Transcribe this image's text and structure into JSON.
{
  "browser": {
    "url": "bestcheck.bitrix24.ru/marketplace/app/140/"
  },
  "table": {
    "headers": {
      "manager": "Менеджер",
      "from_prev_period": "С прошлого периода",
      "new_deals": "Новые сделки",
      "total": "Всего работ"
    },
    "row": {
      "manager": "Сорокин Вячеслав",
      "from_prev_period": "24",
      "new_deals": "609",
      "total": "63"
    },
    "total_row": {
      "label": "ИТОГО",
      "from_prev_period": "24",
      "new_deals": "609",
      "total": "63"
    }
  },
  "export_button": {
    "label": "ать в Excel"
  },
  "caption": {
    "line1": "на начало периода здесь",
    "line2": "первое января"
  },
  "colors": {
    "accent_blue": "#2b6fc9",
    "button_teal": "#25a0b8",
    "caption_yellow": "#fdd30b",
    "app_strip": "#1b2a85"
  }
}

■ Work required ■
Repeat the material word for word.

■ Answer to the problem ■
Transcribe this image's text and structure into JSON.
{
  "browser": {
    "url": "bestcheck.bitrix24.ru/marketplace/app/140/"
  },
  "table": {
    "headers": {
      "manager": "Менеджер",
      "from_prev_period": "С прошлого периода",
      "new_deals": "Новые сделки",
      "total": "Всего работ"
    },
    "row": {
      "manager": "Сорокин Вячеслав",
      "from_prev_period": "24",
      "new_deals": "609",
      "total": "63"
    },
    "total_row": {
      "label": "ИТОГО",
      "from_prev_period": "24",
      "new_deals": "609",
      "total": "63"
    }
  },
  "export_button": {
    "label": "ать в Excel"
  },
  "caption": {
    "line1": "на начало периода здесь",
    "line2": "первое января"
  },
  "colors": {
    "accent_blue": "#2b6fc9",
    "button_teal": "#25a0b8",
    "caption_yellow": "#fdd30b",
    "app_strip": "#1b2a85"
  }
}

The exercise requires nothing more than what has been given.